- Assignment: From the data, copy out every line in which the word "small" appears.

- The data:
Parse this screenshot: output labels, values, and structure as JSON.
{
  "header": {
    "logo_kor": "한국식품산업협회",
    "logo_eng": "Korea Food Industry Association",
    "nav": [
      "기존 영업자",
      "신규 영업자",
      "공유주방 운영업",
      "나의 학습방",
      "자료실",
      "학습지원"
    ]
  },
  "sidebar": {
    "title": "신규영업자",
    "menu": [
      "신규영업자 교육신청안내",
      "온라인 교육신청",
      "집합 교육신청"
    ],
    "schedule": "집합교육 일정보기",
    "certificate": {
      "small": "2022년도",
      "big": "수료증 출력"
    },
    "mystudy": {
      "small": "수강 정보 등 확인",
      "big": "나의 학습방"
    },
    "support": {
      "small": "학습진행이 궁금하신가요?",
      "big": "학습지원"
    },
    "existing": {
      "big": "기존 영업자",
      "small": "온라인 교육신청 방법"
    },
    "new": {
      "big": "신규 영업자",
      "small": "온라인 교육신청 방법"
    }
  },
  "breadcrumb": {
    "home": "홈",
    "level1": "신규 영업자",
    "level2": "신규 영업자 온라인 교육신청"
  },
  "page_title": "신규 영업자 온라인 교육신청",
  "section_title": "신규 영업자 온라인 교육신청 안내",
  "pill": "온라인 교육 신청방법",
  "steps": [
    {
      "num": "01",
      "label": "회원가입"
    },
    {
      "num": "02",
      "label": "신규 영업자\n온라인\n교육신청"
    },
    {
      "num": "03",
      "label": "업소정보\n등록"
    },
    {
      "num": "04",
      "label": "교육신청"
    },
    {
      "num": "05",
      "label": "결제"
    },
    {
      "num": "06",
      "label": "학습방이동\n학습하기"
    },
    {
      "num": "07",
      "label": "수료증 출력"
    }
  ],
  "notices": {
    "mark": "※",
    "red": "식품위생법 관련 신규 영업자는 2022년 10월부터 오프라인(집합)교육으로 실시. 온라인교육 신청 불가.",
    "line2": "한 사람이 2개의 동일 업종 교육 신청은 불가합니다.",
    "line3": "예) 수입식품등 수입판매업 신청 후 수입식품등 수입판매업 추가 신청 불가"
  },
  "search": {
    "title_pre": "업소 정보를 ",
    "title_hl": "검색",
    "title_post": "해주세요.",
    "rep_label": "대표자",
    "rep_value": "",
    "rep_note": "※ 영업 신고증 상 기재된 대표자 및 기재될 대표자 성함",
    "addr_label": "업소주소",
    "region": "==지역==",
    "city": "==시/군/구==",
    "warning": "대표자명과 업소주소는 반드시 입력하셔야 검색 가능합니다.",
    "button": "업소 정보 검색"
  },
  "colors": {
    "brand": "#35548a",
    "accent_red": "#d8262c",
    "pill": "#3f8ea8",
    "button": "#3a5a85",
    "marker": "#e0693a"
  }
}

- Answer section:
      "small": "2022년도",
      "small": "수강 정보 등 확인",
      "small": "학습진행이 궁금하신가요?",
      "small": "온라인 교육신청 방법"
      "small": "온라인 교육신청 방법"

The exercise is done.